**Requirement:** Find the number of lines in these records where the word "value" appears. Reply with that number and nothing more.

**Record excerpts:**
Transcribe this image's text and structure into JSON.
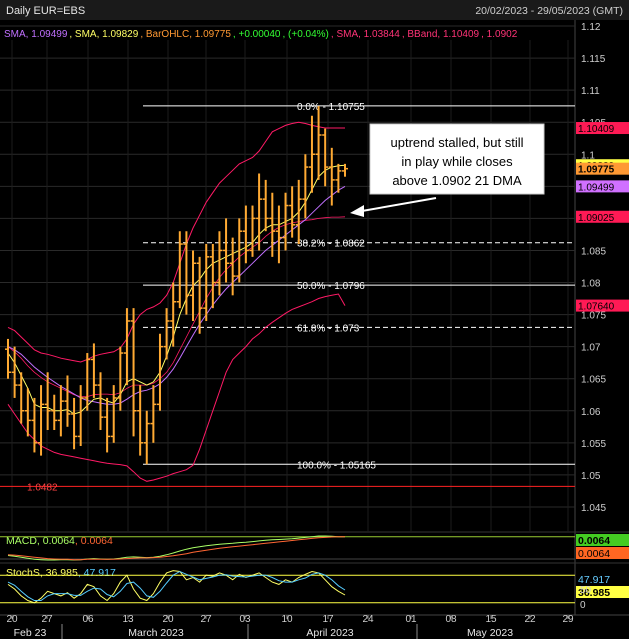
{
  "header": {
    "title": "Daily EUR=EBS",
    "date_range": "20/02/2023 - 29/05/2023 (GMT)"
  },
  "legend": [
    {
      "text": "SMA, 1.09499",
      "color": "#c070ff"
    },
    {
      "text": "SMA, 1.09829",
      "color": "#ffff66"
    },
    {
      "text": "BarOHLC, 1.09775",
      "color": "#ff9933"
    },
    {
      "text": "+0.00040",
      "color": "#33ff33"
    },
    {
      "text": "(+0.04%)",
      "color": "#33ff33"
    },
    {
      "text": "SMA, 1.03844",
      "color": "#ff3377"
    },
    {
      "text": "BBand, 1.10409",
      "color": "#ff3377"
    },
    {
      "text": "1.0902",
      "color": "#ff3377"
    }
  ],
  "annotation": {
    "lines": [
      "uptrend stalled, but still",
      "in play while closes",
      "above 1.0902 21 DMA"
    ]
  },
  "macd_panel": {
    "label": "MACD",
    "v1": "0.0064",
    "v2": "0.0064",
    "tag1": "0.0064",
    "tag2": "0.0064"
  },
  "stoch_panel": {
    "label": "StochS",
    "v1": "36.985",
    "v2": "47.917",
    "tag1": "47.917",
    "tag2": "36.985",
    "axis": [
      "50",
      "0"
    ]
  },
  "x_axis": {
    "days": [
      "20",
      "27",
      "06",
      "13",
      "20",
      "27",
      "03",
      "10",
      "17",
      "24",
      "01",
      "08",
      "15",
      "22",
      "29"
    ],
    "months": [
      "Feb 23",
      "March 2023",
      "April 2023",
      "May 2023"
    ]
  },
  "price_tags": [
    {
      "text": "1.09829",
      "value": 1.09829,
      "bg": "#ffff44",
      "fg": "#000"
    },
    {
      "text": "1.09775",
      "value": 1.09775,
      "bg": "#ff9933",
      "fg": "#000"
    },
    {
      "text": "1.09499",
      "value": 1.09499,
      "bg": "#d070ff",
      "fg": "#000"
    },
    {
      "text": "1.10409",
      "value": 1.10409,
      "bg": "#ff1a55",
      "fg": "#000"
    },
    {
      "text": "1.09025",
      "value": 1.09025,
      "bg": "#ff1a55",
      "fg": "#000"
    },
    {
      "text": "1.07640",
      "value": 1.0764,
      "bg": "#ff1a55",
      "fg": "#000"
    }
  ],
  "chart_data": {
    "type": "bar",
    "subtype": "ohlc",
    "ylim": [
      1.04,
      1.12
    ],
    "yticks": [
      1.045,
      1.05,
      1.055,
      1.06,
      1.065,
      1.07,
      1.075,
      1.08,
      1.085,
      1.09,
      1.095,
      1.1,
      1.105,
      1.11,
      1.115,
      1.12
    ],
    "ytick_labels": [
      "1.045",
      "1.05",
      "1.055",
      "1.06",
      "1.065",
      "1.07",
      "1.075",
      "1.08",
      "1.085",
      "1.09",
      "1.095",
      "1.1",
      "1.105",
      "1.11",
      "1.115",
      "1.12"
    ],
    "ohlc": [
      [
        1.0696,
        1.0712,
        1.065,
        1.066
      ],
      [
        1.066,
        1.07,
        1.062,
        1.064
      ],
      [
        1.064,
        1.066,
        1.058,
        1.06
      ],
      [
        1.06,
        1.0635,
        1.056,
        1.0585
      ],
      [
        1.0585,
        1.062,
        1.0535,
        1.055
      ],
      [
        1.055,
        1.064,
        1.053,
        1.061
      ],
      [
        1.061,
        1.066,
        1.057,
        1.06
      ],
      [
        1.06,
        1.0625,
        1.057,
        1.0585
      ],
      [
        1.0585,
        1.064,
        1.056,
        1.0615
      ],
      [
        1.0615,
        1.0655,
        1.0575,
        1.0595
      ],
      [
        1.0595,
        1.062,
        1.054,
        1.056
      ],
      [
        1.056,
        1.064,
        1.0545,
        1.062
      ],
      [
        1.062,
        1.069,
        1.06,
        1.068
      ],
      [
        1.068,
        1.0705,
        1.062,
        1.064
      ],
      [
        1.064,
        1.066,
        1.057,
        1.059
      ],
      [
        1.059,
        1.062,
        1.0535,
        1.056
      ],
      [
        1.056,
        1.064,
        1.055,
        1.062
      ],
      [
        1.062,
        1.07,
        1.06,
        1.069
      ],
      [
        1.069,
        1.076,
        1.064,
        1.074
      ],
      [
        1.074,
        1.076,
        1.056,
        1.06
      ],
      [
        1.06,
        1.064,
        1.053,
        1.055
      ],
      [
        1.055,
        1.06,
        1.05165,
        1.058
      ],
      [
        1.058,
        1.064,
        1.055,
        1.061
      ],
      [
        1.061,
        1.072,
        1.06,
        1.07
      ],
      [
        1.07,
        1.076,
        1.068,
        1.074
      ],
      [
        1.074,
        1.08,
        1.07,
        1.077
      ],
      [
        1.077,
        1.088,
        1.076,
        1.086
      ],
      [
        1.086,
        1.088,
        1.075,
        1.078
      ],
      [
        1.078,
        1.085,
        1.074,
        1.083
      ],
      [
        1.083,
        1.084,
        1.072,
        1.076
      ],
      [
        1.076,
        1.086,
        1.074,
        1.084
      ],
      [
        1.084,
        1.086,
        1.076,
        1.08
      ],
      [
        1.08,
        1.088,
        1.078,
        1.085
      ],
      [
        1.085,
        1.09,
        1.08,
        1.083
      ],
      [
        1.083,
        1.087,
        1.078,
        1.081
      ],
      [
        1.081,
        1.09,
        1.08,
        1.088
      ],
      [
        1.088,
        1.092,
        1.083,
        1.085
      ],
      [
        1.085,
        1.092,
        1.084,
        1.09
      ],
      [
        1.09,
        1.097,
        1.085,
        1.093
      ],
      [
        1.093,
        1.096,
        1.088,
        1.09
      ],
      [
        1.09,
        1.094,
        1.084,
        1.088
      ],
      [
        1.088,
        1.092,
        1.083,
        1.087
      ],
      [
        1.087,
        1.094,
        1.085,
        1.092
      ],
      [
        1.092,
        1.095,
        1.087,
        1.089
      ],
      [
        1.089,
        1.096,
        1.086,
        1.093
      ],
      [
        1.093,
        1.1,
        1.09,
        1.098
      ],
      [
        1.098,
        1.106,
        1.094,
        1.1
      ],
      [
        1.1,
        1.1075,
        1.096,
        1.103
      ],
      [
        1.103,
        1.104,
        1.095,
        1.098
      ],
      [
        1.098,
        1.101,
        1.092,
        1.096
      ],
      [
        1.096,
        1.0985,
        1.094,
        1.0974
      ],
      [
        1.0974,
        1.0985,
        1.0965,
        1.09775
      ]
    ],
    "sma_fast": [
      1.069,
      1.0675,
      1.0655,
      1.0635,
      1.061,
      1.0605,
      1.0605,
      1.06,
      1.06,
      1.0602,
      1.0595,
      1.0598,
      1.0608,
      1.0618,
      1.062,
      1.0615,
      1.0612,
      1.0625,
      1.0645,
      1.065,
      1.0645,
      1.064,
      1.0645,
      1.066,
      1.0685,
      1.0715,
      1.075,
      1.0775,
      1.0795,
      1.0805,
      1.082,
      1.083,
      1.0835,
      1.084,
      1.0845,
      1.085,
      1.0855,
      1.0862,
      1.0875,
      1.0885,
      1.089,
      1.089,
      1.0895,
      1.09,
      1.091,
      1.0925,
      1.0945,
      1.0965,
      1.0975,
      1.098,
      1.0982,
      1.09829
    ],
    "sma_slow": [
      1.07,
      1.0695,
      1.0688,
      1.0678,
      1.0668,
      1.066,
      1.0652,
      1.0645,
      1.0638,
      1.0632,
      1.0626,
      1.062,
      1.0616,
      1.0614,
      1.0612,
      1.061,
      1.061,
      1.0612,
      1.0618,
      1.0625,
      1.063,
      1.0632,
      1.0636,
      1.0642,
      1.0652,
      1.0665,
      1.0682,
      1.07,
      1.0718,
      1.0735,
      1.075,
      1.0765,
      1.0778,
      1.079,
      1.08,
      1.081,
      1.082,
      1.083,
      1.084,
      1.085,
      1.0858,
      1.0866,
      1.0874,
      1.0882,
      1.089,
      1.0898,
      1.0908,
      1.0918,
      1.0928,
      1.0936,
      1.0944,
      1.09499
    ],
    "bband_upper": [
      1.073,
      1.0725,
      1.0715,
      1.0705,
      1.0695,
      1.069,
      1.0688,
      1.0685,
      1.0682,
      1.068,
      1.0678,
      1.0676,
      1.068,
      1.0685,
      1.0688,
      1.069,
      1.0692,
      1.0698,
      1.0712,
      1.0735,
      1.075,
      1.0758,
      1.0762,
      1.0768,
      1.078,
      1.08,
      1.083,
      1.086,
      1.0885,
      1.0905,
      1.0925,
      1.094,
      1.0955,
      1.0965,
      1.0975,
      1.0985,
      1.099,
      1.0995,
      1.1005,
      1.102,
      1.1035,
      1.104,
      1.1045,
      1.1048,
      1.105,
      1.1048,
      1.1045,
      1.1043,
      1.1041,
      1.1041,
      1.1041,
      1.10409
    ],
    "bband_lower": [
      1.061,
      1.0595,
      1.058,
      1.0565,
      1.0555,
      1.0545,
      1.054,
      1.0535,
      1.0532,
      1.053,
      1.0528,
      1.0526,
      1.0524,
      1.0522,
      1.052,
      1.0518,
      1.0517,
      1.0516,
      1.0514,
      1.0505,
      1.0495,
      1.049,
      1.0492,
      1.0495,
      1.0498,
      1.0502,
      1.0505,
      1.0508,
      1.0515,
      1.054,
      1.057,
      1.06,
      1.063,
      1.066,
      1.068,
      1.069,
      1.07,
      1.0712,
      1.072,
      1.073,
      1.0738,
      1.0745,
      1.0752,
      1.0758,
      1.0762,
      1.0766,
      1.077,
      1.0775,
      1.0778,
      1.078,
      1.0782,
      1.0764
    ],
    "bband_mid": [
      1.07,
      1.0692,
      1.0682,
      1.067,
      1.066,
      1.0652,
      1.0645,
      1.064,
      1.0635,
      1.063,
      1.0625,
      1.0622,
      1.0622,
      1.0625,
      1.0626,
      1.0626,
      1.0625,
      1.0628,
      1.0635,
      1.064,
      1.064,
      1.064,
      1.0643,
      1.065,
      1.066,
      1.0675,
      1.0695,
      1.0715,
      1.0735,
      1.0755,
      1.0775,
      1.0792,
      1.0808,
      1.082,
      1.083,
      1.084,
      1.0848,
      1.0855,
      1.0862,
      1.0872,
      1.088,
      1.0886,
      1.089,
      1.0893,
      1.0895,
      1.0897,
      1.0898,
      1.09,
      1.0901,
      1.0902,
      1.0902,
      1.09025
    ],
    "fib_levels": [
      {
        "label": "0.0% - 1.10755",
        "value": 1.10755,
        "style": "solid"
      },
      {
        "label": "38.2% - 1.0862",
        "value": 1.0862,
        "style": "dashed"
      },
      {
        "label": "50.0% - 1.0796",
        "value": 1.0796,
        "style": "solid"
      },
      {
        "label": "61.8% - 1.073",
        "value": 1.073,
        "style": "dashed"
      },
      {
        "label": "100.0% - 1.05165",
        "value": 1.05165,
        "style": "solid"
      }
    ],
    "hline": {
      "label": "1.0482",
      "value": 1.0482,
      "color": "#ff2222"
    },
    "macd": [
      0.001,
      0.0008,
      0.0005,
      0.0002,
      -0.0001,
      -0.0002,
      -0.0003,
      -0.0003,
      -0.0002,
      -0.0002,
      -0.0003,
      -0.0002,
      0.0,
      0.0001,
      0.0,
      -0.0001,
      0.0,
      0.0002,
      0.0005,
      0.0006,
      0.0005,
      0.0004,
      0.0005,
      0.0008,
      0.0012,
      0.0017,
      0.0023,
      0.0028,
      0.0032,
      0.0035,
      0.0038,
      0.004,
      0.0042,
      0.0044,
      0.0045,
      0.0047,
      0.0048,
      0.005,
      0.0052,
      0.0054,
      0.0055,
      0.0056,
      0.0057,
      0.0058,
      0.006,
      0.0062,
      0.0064,
      0.0066,
      0.0066,
      0.0065,
      0.0064,
      0.0064
    ],
    "macd_signal": [
      0.0012,
      0.0011,
      0.0009,
      0.0007,
      0.0005,
      0.0003,
      0.0001,
      0.0,
      -0.0001,
      -0.0001,
      -0.0002,
      -0.0002,
      -0.0001,
      -0.0001,
      -0.0001,
      -0.0001,
      -0.0001,
      0.0,
      0.0001,
      0.0002,
      0.0003,
      0.0003,
      0.0004,
      0.0005,
      0.0007,
      0.0009,
      0.0012,
      0.0015,
      0.0019,
      0.0022,
      0.0025,
      0.0028,
      0.0031,
      0.0033,
      0.0035,
      0.0037,
      0.0039,
      0.0041,
      0.0043,
      0.0045,
      0.0047,
      0.0049,
      0.0051,
      0.0053,
      0.0055,
      0.0057,
      0.0059,
      0.0061,
      0.0062,
      0.0063,
      0.0064,
      0.0064
    ],
    "stoch_k": [
      60,
      50,
      35,
      25,
      20,
      30,
      45,
      40,
      35,
      42,
      30,
      40,
      60,
      55,
      35,
      25,
      40,
      65,
      80,
      50,
      30,
      25,
      40,
      65,
      85,
      90,
      88,
      70,
      75,
      65,
      80,
      78,
      85,
      80,
      70,
      82,
      75,
      80,
      85,
      75,
      65,
      60,
      70,
      65,
      75,
      82,
      88,
      85,
      70,
      55,
      45,
      36.985
    ],
    "stoch_d": [
      65,
      58,
      45,
      33,
      25,
      25,
      35,
      40,
      40,
      40,
      36,
      36,
      45,
      52,
      50,
      38,
      33,
      45,
      62,
      65,
      52,
      35,
      32,
      45,
      63,
      80,
      88,
      82,
      76,
      70,
      73,
      76,
      80,
      81,
      78,
      77,
      76,
      78,
      80,
      80,
      75,
      68,
      65,
      65,
      70,
      74,
      82,
      85,
      80,
      70,
      57,
      47.917
    ]
  }
}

**Response to this exercise:** 12